Mistakes You’re Making As A Small Business Owner

It’s safe to say that nobody’s perfect and everyone makes mistakes, including small business owners. Unfortunately, you’re not untouchable, and there’s a lot to learn and take in when you’re first launching a company.Mistakes You're Making As A Small Business Owner

It’s common to commit errors and have regrets for how you failed to manage a situation properly. There’s no better time than now to figure out what mistakes you’re currently making and put a stop to them before they get out of hand. Be glad to know there’s still time to implement changes and get your company back on track so you can experience future success.

Putting off Important Deadlines
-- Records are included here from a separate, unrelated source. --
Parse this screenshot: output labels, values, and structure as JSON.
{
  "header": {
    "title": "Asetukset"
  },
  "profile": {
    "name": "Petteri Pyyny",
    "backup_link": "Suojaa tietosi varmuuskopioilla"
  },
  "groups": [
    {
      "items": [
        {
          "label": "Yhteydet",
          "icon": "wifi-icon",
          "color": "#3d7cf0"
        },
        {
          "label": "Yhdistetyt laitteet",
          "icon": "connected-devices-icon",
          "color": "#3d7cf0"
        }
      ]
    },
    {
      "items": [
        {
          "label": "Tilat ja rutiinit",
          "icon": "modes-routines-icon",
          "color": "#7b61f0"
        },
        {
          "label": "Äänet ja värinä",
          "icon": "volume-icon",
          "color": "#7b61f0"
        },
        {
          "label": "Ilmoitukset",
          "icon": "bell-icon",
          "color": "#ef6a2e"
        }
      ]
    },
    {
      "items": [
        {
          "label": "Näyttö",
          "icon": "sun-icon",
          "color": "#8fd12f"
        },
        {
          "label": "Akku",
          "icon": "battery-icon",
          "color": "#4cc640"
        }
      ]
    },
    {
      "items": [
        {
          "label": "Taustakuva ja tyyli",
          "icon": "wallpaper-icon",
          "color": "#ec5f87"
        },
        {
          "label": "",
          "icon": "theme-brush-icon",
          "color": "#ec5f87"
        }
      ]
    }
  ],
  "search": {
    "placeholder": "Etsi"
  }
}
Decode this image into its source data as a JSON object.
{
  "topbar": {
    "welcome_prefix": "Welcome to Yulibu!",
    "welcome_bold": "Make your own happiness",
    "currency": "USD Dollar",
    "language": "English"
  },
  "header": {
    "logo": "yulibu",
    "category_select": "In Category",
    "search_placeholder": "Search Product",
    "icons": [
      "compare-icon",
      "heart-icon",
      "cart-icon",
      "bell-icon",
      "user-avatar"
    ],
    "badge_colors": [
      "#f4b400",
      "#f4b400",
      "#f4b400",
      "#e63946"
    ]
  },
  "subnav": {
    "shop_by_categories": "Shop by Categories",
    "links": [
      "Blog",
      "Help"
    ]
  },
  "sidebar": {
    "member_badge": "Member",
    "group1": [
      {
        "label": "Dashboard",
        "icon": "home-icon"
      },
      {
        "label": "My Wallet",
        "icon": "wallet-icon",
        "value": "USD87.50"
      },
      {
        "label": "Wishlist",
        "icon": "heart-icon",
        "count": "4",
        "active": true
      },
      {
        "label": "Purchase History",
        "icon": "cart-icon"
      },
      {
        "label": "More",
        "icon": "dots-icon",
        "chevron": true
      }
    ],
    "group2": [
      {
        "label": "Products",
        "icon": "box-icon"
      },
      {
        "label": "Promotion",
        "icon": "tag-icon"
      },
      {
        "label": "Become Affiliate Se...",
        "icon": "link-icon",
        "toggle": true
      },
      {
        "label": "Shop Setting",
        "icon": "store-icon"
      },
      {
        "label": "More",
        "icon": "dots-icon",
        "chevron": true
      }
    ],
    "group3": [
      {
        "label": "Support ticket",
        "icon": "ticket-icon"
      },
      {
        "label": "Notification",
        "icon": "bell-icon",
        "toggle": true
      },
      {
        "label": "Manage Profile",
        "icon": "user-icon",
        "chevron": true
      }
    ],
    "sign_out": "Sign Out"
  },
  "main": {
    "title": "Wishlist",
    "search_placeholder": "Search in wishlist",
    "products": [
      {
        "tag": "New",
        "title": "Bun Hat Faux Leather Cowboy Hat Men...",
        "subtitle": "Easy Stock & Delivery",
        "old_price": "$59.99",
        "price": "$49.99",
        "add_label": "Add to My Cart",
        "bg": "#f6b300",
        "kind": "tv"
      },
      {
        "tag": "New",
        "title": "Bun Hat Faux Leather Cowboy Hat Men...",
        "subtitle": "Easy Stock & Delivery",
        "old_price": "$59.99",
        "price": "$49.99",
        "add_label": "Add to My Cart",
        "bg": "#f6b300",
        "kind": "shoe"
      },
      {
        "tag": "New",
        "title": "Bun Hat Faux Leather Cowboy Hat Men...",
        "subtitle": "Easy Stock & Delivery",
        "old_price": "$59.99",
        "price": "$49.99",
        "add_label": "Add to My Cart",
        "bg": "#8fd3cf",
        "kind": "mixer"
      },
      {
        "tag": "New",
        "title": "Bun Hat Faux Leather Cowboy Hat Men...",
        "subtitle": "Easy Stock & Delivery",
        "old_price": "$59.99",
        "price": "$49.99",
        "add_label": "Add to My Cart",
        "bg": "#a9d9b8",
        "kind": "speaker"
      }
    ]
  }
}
As a small business owner, there are constantly different deadlines that you’re going to have to meet. Putting them off for another day isn’t wise because they’ll eventually pile up and you’ll feel lost and confused. For example, doing your taxes is one of those tasks many business owners try to delay because they’re unsure of what they’re doing. Make it easy on yourself when you use an online program offered by tax return so you can get them done quickly and efficiently.

Assuming You’re Always Right
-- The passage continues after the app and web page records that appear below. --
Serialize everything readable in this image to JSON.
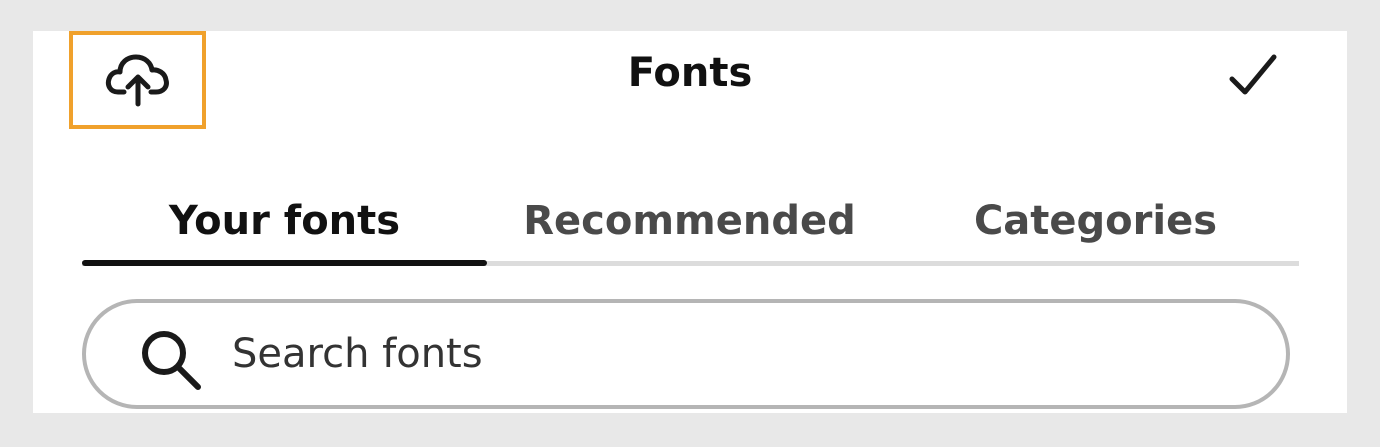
{
  "header": {
    "title": "Fonts",
    "upload_icon": "cloud-upload-icon",
    "done_icon": "checkmark-icon"
  },
  "tabs": [
    {
      "label": "Your fonts",
      "selected": true
    },
    {
      "label": "Recommended",
      "selected": false
    },
    {
      "label": "Categories",
      "selected": false
    }
  ],
  "search": {
    "placeholder": "Search fonts",
    "value": "",
    "icon": "search-icon"
  },
  "colors": {
    "highlight": "#f0a12c",
    "text_primary": "#111111",
    "text_secondary": "#4a4a4a",
    "tab_track": "#dcdcdc",
    "search_border": "#b5b5b5",
    "background": "#e8e8e8"
  }
}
Another mistake you’re making as a business owner is assuming you’re always right and that you have all the answers. This attitude is debilitating and won’t get you very far in the business world. Many people, including your staff and clients have wonderful ideas for how you can improve your business but you have to be willing to hear them out. Allow people to challenge your assumptions, be humble to admit errors and start to try to see situations you’re facing from another viewpoint.

Not Training Your Employees

Hiring on employees and hoping they do a good job isn’t a wise plan of attack. You’re making a huge mistake if you’re refusing to train your employees for their specific position. Invest in this area, and you’ll likely see your business take a turn for the better. People will know what they’re doing and be able to perform to the best of their abilities when they’re informed of their individual duties and responsibilities. In addition, make them aware of how what they do each day ties into the larger business goals of the company.

Refusing to Listen to Your Customers

Doing whatever you want or think is best and ignoring your customer’s desires will backfire on you real quick. Listen to your clients and take their feedback seriously so you can make appropriate adjustments and changes based on the experiences they’ve had working with you. Don’t be afraid to reach out and pick up the phone or send out a survey so you can collect honest feedback from those who are actually using your products or services.


The reality is that you’re going to make mistakes as a small business owner, but what’s most important is that you learn from them and change your ways going forward. Refusing to admit when you’re wrong is only going to cause you more problems. Be vulnerable, open and willing to hear people out so you can improve your company over time.